Chemistry professor Geri Richmond, the UO’s Presidential Chair in Science, knows something about bias in the research world.
A cofounder of COACh, the Committee on the Advancement of Women Chemists, she has seen how women have sometimes been disadvantaged in the sciences. And she’s experienced it herself.
Throughout an illustrious career, Richmond has pushed back against that kind of bias. And now she’s calling for scientists, peer reviewers and research funders to tackle a more ingrained form of bias, one that many people may not even be award they have, known as implicit bias.
In an op-ed article on the livescience.com website, Richmond describes how some people may unconsciously express preferences for male or American researchers in hiring and funding decisions. This kind of implicit bias, she says, can be addressed through changes in how peer review and funding decisions are made, and she encourages better data collection, data sharing and other methods to weed out research bias.
“Even among the most well-meaning journal editors, science funders and peer-reviewers, this ‘implicit bias’ can have consequences that undermine innovative ideas, the importance of discoveries and valuable contributions from the full talent pool,” she writes.

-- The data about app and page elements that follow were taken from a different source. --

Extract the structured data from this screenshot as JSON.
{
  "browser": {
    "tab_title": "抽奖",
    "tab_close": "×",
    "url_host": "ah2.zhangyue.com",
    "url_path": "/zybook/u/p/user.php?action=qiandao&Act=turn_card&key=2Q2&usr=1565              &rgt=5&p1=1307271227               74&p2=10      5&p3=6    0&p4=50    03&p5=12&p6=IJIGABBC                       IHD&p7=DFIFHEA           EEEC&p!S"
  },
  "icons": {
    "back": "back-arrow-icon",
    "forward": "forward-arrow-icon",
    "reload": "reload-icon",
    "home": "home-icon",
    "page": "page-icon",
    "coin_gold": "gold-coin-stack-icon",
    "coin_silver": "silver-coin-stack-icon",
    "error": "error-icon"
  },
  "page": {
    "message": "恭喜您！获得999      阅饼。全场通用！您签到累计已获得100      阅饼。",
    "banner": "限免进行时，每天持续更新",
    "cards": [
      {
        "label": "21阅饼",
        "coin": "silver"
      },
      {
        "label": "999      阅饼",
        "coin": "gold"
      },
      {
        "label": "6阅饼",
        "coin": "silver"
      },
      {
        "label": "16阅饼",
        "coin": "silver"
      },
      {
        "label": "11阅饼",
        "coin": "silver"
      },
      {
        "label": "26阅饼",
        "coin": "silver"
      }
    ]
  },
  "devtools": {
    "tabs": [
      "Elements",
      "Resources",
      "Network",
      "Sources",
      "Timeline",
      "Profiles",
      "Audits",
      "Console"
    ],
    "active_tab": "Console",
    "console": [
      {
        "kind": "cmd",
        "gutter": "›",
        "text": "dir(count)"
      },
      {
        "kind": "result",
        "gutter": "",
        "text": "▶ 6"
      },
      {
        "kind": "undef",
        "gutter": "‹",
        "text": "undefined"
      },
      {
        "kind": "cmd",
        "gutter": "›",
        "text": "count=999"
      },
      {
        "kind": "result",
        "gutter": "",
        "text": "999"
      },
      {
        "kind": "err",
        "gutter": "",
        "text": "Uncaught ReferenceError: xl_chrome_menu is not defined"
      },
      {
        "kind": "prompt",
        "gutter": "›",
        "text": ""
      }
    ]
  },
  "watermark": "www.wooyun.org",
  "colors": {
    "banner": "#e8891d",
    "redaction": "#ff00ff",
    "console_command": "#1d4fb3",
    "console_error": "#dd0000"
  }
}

For the full story, see “To Advance Science, It’s Time to Tackle Unconscious Bias” on livescience.com.